Don Jamie is a portrait of a faded gentleman, with all his best experiences behind him, he almost revels in his self-constructed persona of a man of honor (and little else). When a beautiful woman comes to his door and demands instruction in the male-only art of fencing, it catapults him into a dark intrigue. It's another flaw of this early Pérez-Reverte work that readers will see what's coming almost from the moment she first steps onto the page, and only the details need to be revealed. Indeed, those who have reader his intricately plotted other books, will likely be disappointed by the relative simplicity of the story. What is perhaps more intriguing are the timeless questions raised about honor and its role in a world where honor means little. Don Jamie's disengagement from the world around him has tragic consequences, so is he a failure for clinging to tattered ideals, or should he be lauded for his commitment? In that sense, this book has a more moral center than any of Pérez-Reverte's others.
One other minor flaw is the lack of a fencing glossary or any diagrams. The terminology of fencing and its maneuvers are so integral to the story and so arcane to most modern readers that the publisher does both the book and the reader a major disservice by not providing any supplementary material. For those with access to a video store with a good selection of international titles, the book was made into a film in Spain called El Maestro de Escgrima.
on February 25, 2002
What a gem of a book! This is a splendidly original, elegantly written, period thriller that is near impossible to put down. The tale is set in 19th century Madrid, a time of political instability and intrigue, against the backdrop of rumored coup plots against the Spanish queen. Don Jaime Astarloa, a proud, aging, master fencer and teacher, practices his noble art which he sees slowly losing its place within aristocratic society. He is approached one day by a beautiful yet mysterious young woman who requests that he take her on as a student. Though reluctant at first to instruct a woman, Don Jaime soon discovers that she is a skilled fencer.

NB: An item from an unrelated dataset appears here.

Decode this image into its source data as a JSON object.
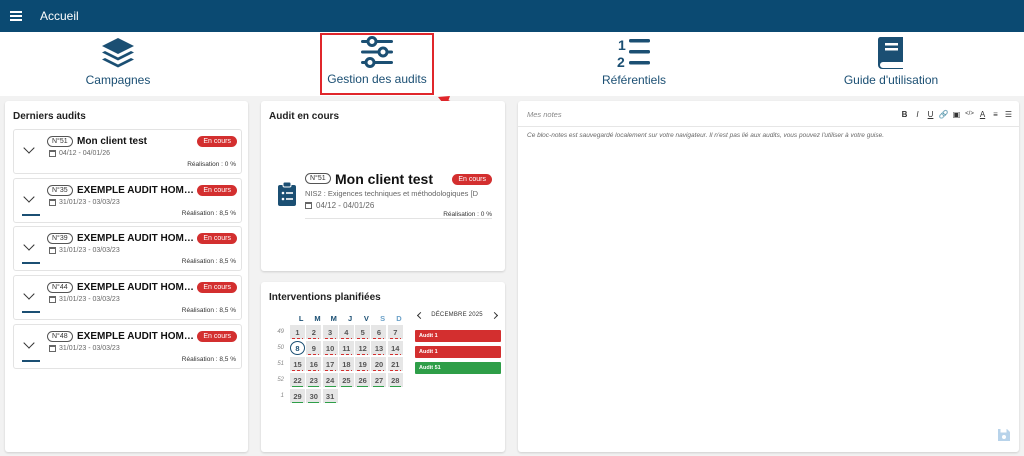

The mystery surrounding her grows, however, when she abruptly discontinues her lessons after learning an arcane yet deadly technique that only a select few fencers can perform. Soon thereafter, a series of murders takes place that forces Don Jaime to question whom he can trust and whether he himself is safe.
The Fencing Master combines a gripping plot, elegant prose, and intense, powerful descriptions of fencing duels that may at times leave you breathless. Think of the grace and beauty in Hemingway's depiction of bullfighting in The Sun Also Rises, and you may have some sense of how masterfully Perez-Reverte has captured the essence of the art of fencing. With each turn of the page you will feel transported to a different time and place. The stylish prose and authoritative narrative voice fill this novel with an authentic period feel. And each sentence conveys an understated sense of strength, pride, honor, integrity, and passion that make this book and its hero simply unforgettable.